Cities in the 100RC network routinely cite flood risk as one of their biggest resilience challenges. Sea-level rise, changing precipitation patterns, increasing urbanization and development, and aging and undersized infrastructure are all contributing to the devastating flood impacts that are more frequently affecting our communities. Cities in the US are seeing more extreme flood events — such as the 1,000 year storm events recently experienced in Nashville and Boulder — and many cities are also facing chronic stresses from nuisance flooding and overflowing stormwater systems that are regularly flooding city streets and homes in places like Miami, Norfolk, the District of Columbia, and Chicago (and many more). The need for affordable flood insurance is not just felt by coastal cities. In fact, Tulsa, Boulder, Chicago, and El Paso join cities like Boston, New York, Miami, and San Francisco in identifying concerns with recurrent flooding. And the impacts of these flood events are increasingly straining city budgets and requiring hefty disaster recovery payouts from the federal government.

The NFIP is an important federal program that helps cities understand and mitigate their flood risks and that provides the financial resources to help property owners and businesses recover in the aftermath of a flood event. Cities rely upon a strong and solvent NFIP to support their physical and economic resilience to flooding. However, the program is also drastically in need of reform: As of July 2017, the program is more than $24 billion in debt; rising insurance rates threaten to price many people out of coverage; outdated floodplain maps fail to adequately reflect changing flood risks; and cities don’t have the funds they need to take actions to mitigate their flood risks.

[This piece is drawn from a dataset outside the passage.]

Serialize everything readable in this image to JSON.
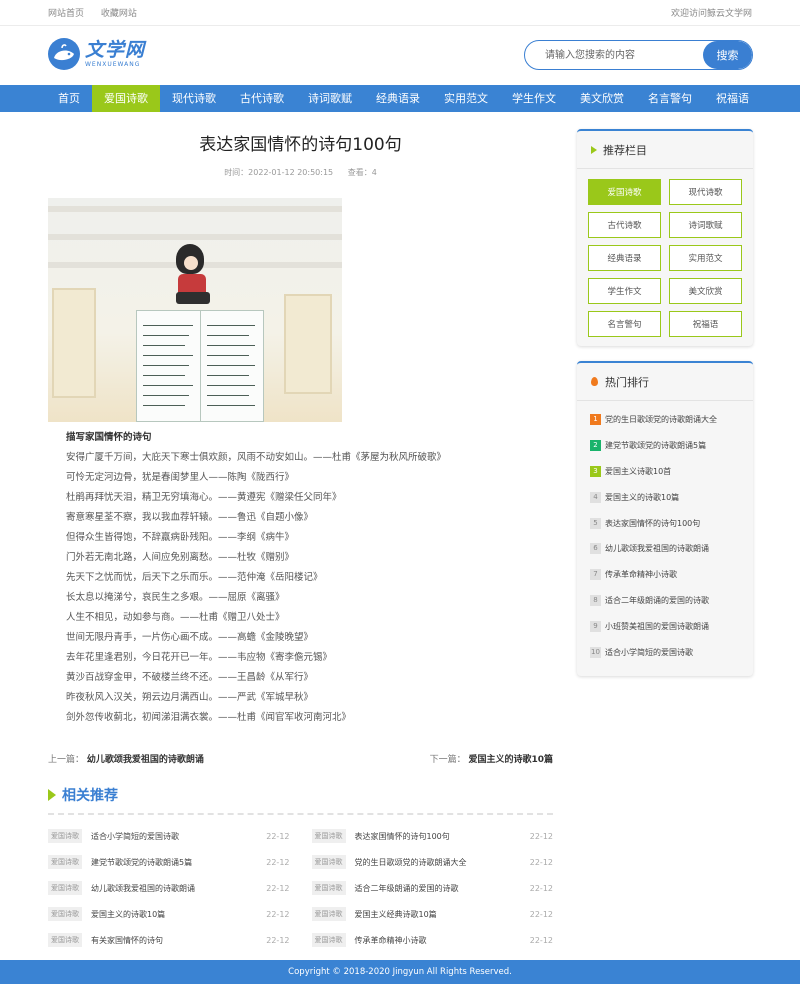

On behalf of the 100RC, we hope mayors and other local leaders will use the following recommendations to advocate for an improved NFIP that empowers cities to enhance their flood resilience and reduces the economic costs of flooding to the US taxpayer.

Explore our recommendations.